Hey! I'm David, the author of the Real-World Cryptography book. I'm a crypto engineer at O(1) Labs on the Mina cryptocurrency, previously I was the security lead for Diem (formerly Libra) at Novi (Facebook), and a security consultant for the Cryptography Services of NCC Group. This is my blog about cryptography and security and other related topics that I find interesting.

In this eighth video, I explain how the prover and the verifier can perform a "polynomial dance" in order to construct the circuit polynomial $f$. The principle is simple: the prover doesn't want to leak information about the private inputs and the intermediary values in the circuit, and the verifier doesn't want to give the prover too much freedom in the way they construct the circuit polynomial $f$.

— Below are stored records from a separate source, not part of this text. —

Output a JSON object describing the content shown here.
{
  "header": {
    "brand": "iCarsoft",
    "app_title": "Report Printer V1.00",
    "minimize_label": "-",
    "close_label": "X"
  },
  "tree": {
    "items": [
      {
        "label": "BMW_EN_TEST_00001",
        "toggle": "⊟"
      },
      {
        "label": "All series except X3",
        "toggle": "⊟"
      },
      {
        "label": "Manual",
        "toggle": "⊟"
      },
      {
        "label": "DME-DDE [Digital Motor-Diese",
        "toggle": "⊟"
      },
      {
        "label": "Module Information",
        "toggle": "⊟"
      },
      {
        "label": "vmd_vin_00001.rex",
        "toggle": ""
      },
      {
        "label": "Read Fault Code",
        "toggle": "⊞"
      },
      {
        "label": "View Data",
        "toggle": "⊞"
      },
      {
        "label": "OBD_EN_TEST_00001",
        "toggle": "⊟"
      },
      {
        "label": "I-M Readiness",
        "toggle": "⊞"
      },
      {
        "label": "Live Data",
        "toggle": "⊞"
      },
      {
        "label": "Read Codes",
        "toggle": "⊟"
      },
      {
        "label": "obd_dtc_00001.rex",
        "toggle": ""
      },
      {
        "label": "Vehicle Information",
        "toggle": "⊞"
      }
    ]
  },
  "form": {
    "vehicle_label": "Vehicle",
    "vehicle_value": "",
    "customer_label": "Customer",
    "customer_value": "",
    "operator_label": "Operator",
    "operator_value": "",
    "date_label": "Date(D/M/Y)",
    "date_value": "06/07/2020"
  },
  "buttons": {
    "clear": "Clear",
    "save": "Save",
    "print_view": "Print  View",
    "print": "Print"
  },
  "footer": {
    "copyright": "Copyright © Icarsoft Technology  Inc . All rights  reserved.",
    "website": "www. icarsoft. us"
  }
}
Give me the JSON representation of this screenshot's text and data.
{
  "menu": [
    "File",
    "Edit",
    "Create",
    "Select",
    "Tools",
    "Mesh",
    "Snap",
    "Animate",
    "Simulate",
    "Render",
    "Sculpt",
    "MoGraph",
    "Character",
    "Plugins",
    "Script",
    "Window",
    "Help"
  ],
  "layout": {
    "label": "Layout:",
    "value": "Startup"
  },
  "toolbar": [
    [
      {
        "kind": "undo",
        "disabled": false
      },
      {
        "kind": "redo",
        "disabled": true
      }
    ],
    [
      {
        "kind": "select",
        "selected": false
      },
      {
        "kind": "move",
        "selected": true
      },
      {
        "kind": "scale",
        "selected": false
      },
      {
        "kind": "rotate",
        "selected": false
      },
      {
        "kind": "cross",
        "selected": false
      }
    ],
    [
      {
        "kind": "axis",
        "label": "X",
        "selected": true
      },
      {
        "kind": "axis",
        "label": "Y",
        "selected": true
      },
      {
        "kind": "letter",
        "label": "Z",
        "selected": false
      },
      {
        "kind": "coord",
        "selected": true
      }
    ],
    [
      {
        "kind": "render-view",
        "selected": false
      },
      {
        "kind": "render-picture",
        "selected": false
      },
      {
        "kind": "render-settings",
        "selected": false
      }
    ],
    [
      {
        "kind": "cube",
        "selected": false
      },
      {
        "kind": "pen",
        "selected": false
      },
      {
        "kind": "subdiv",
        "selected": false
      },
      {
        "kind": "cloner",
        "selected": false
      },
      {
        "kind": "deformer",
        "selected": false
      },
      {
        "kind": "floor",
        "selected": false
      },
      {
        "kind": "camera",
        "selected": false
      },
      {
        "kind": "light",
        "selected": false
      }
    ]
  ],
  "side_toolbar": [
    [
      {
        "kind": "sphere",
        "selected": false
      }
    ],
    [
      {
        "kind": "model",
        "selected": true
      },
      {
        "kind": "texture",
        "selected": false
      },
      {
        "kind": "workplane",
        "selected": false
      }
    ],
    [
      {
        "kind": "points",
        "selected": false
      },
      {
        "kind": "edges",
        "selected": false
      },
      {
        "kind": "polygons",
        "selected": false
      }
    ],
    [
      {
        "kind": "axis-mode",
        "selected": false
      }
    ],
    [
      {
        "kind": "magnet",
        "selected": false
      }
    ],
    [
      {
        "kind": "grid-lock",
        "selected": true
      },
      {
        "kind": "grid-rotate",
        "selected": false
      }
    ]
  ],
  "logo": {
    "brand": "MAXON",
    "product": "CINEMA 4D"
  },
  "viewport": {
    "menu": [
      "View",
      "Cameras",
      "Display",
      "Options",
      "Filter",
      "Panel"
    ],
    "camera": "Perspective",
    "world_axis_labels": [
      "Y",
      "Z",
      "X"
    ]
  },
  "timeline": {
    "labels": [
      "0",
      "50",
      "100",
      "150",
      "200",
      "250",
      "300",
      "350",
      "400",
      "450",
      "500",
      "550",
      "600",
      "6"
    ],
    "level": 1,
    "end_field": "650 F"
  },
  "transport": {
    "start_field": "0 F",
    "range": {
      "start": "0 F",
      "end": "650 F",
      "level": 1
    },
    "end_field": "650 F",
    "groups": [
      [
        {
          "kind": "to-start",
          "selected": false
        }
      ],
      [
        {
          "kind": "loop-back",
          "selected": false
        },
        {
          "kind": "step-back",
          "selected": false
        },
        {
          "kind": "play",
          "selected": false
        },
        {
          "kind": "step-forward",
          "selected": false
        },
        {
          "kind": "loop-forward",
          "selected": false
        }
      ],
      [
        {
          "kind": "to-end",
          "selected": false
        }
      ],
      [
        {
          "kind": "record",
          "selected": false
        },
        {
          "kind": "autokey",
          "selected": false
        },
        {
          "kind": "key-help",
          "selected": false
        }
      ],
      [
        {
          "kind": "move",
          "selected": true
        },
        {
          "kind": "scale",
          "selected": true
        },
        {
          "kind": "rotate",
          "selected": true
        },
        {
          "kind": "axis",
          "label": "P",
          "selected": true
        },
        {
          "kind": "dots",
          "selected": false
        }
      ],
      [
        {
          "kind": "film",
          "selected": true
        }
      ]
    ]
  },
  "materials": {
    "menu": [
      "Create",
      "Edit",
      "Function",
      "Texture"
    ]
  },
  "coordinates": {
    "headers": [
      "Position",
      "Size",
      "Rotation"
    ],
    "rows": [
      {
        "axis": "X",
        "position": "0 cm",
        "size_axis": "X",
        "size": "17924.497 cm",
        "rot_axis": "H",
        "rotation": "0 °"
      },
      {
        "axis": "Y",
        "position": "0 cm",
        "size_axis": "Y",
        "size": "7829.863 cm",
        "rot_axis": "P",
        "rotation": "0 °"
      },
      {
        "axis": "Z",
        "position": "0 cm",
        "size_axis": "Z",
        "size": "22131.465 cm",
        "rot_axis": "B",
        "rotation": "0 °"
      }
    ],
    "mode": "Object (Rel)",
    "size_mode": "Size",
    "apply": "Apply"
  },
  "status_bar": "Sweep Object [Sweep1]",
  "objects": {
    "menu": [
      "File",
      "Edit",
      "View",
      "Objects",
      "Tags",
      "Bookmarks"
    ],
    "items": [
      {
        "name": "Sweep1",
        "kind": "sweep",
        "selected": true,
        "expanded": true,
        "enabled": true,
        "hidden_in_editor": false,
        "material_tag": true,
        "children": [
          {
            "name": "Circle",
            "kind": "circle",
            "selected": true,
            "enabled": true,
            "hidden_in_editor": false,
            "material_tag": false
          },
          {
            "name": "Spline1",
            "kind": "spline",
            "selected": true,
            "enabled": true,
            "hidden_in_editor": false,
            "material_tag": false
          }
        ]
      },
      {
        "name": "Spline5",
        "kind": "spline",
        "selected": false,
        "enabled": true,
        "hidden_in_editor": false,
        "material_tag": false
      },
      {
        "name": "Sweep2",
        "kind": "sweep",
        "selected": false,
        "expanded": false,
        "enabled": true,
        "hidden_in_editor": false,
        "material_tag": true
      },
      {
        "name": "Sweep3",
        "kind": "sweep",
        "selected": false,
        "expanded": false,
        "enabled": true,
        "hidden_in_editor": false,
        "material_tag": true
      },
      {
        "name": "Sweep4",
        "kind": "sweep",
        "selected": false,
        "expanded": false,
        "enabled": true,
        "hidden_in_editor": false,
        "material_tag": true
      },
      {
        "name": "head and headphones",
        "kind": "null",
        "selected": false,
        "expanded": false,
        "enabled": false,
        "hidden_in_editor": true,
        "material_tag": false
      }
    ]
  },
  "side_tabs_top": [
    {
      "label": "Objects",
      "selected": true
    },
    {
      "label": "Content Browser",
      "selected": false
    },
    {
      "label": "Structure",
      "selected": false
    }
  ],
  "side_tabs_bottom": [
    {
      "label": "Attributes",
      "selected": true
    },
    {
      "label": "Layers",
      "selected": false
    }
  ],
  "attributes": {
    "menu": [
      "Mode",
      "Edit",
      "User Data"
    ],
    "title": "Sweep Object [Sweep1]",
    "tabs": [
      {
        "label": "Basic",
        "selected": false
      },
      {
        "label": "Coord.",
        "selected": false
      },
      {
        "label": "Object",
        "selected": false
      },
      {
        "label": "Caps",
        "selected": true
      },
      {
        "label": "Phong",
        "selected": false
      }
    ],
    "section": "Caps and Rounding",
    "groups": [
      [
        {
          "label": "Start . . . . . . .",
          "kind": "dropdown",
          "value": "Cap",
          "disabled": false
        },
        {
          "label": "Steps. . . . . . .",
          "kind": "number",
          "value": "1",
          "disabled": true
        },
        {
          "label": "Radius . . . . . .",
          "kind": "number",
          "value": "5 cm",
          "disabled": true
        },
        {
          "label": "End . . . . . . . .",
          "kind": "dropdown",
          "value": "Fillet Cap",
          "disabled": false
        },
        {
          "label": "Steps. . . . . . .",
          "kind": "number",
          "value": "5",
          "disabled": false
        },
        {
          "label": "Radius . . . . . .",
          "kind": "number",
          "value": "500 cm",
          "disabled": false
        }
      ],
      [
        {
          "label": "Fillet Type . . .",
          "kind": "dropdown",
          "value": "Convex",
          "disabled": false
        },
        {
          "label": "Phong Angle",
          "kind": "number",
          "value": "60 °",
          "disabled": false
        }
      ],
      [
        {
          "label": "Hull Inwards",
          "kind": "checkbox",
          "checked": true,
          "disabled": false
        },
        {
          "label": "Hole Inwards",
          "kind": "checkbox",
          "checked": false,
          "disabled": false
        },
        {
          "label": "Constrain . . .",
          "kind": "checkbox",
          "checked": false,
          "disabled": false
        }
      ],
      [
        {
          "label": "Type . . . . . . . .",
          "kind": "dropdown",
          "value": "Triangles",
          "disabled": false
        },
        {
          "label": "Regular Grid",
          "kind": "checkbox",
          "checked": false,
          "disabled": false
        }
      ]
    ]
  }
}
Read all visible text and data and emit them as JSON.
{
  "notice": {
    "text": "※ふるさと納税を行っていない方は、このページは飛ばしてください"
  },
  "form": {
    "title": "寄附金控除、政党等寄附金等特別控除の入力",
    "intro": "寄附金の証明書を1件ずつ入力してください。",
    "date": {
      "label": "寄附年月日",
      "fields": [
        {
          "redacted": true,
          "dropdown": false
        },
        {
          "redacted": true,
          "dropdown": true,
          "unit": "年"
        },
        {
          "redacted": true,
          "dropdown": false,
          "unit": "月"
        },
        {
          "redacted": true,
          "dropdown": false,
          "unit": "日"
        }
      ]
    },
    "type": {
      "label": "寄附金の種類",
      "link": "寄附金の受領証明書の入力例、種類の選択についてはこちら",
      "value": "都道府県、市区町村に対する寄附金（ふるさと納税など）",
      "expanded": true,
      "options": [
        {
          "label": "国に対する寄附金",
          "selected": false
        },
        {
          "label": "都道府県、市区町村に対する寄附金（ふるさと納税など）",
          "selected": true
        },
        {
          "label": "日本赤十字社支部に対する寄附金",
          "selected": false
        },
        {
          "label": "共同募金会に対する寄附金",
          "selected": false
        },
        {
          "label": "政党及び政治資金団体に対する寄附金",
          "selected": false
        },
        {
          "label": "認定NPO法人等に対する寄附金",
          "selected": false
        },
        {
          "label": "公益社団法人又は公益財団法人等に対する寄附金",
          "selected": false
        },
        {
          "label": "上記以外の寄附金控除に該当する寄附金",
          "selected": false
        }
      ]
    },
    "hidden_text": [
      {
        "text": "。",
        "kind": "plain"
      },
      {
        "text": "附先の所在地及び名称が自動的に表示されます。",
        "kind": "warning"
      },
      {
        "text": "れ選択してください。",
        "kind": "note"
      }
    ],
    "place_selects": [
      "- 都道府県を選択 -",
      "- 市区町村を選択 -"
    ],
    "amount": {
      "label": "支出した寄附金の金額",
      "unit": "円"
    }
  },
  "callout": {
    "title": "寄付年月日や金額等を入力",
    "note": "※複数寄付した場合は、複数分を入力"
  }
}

In this seventh video, I explain how we use our circuit polynomial $f$ in a protocol between a prover and a verifier to prove succinctly that $f$ vanishes on a number of specified points.

In this sixth video, I explain the compilation, or even compression, of a set of equations into a single polynomial. That polynomial represents all of our constraints, as long as it vanishes in an agreed set of points. With a polynomial in hand, we will be able to create a protocol with our polynomial-based proof system.

In this fifth video, I explain how we can "compile" an arithmetic circuit into something PLONK can understand: a constraint system. Specifically, a PLONK-flavored constraint system, which is a series of equations that must if equal to zero correctly describe our program (or circuit).

In this fourth video, I explain the "arithmetization" of our program into so-called arithmetic circuits. You can see this as "encoding" programs into math, so that we can use cryptography on them.

In this third video, I start by explaining what the protocol will use at the end: polynomials. It'll give you a glimpse as to what direction we'll be taking when we transform our program into something we can prove.

In this second video, I give some intuition on how to think about zero-knowledge proof systems, with the example of proving the solution of a sudoku, then I give an overview of what I'll explain in this series of video.

I recently got into general-purpose zero-knowledge proof systems (cryptographic primitives that allow you to prove the execution of a program without revealing some of the inputs), specifically the state-of-the-art PLONK proof system. This is a series of video I made to explain what I understood and learned in the past few months. There might be some inaccuracies, so I apologize in advance for that. You can check all the videos via the playlist here: https://www.youtube.com/watch?v=RUZcam_jrz0&list=PLBJMt6zV1c7Gh9Utg-Vng2V6EYVidTFCC

In this first video, I simply explain what general-purpose zero-knowledge proofs are, specifically zk-SNARKs, and what PLONK is.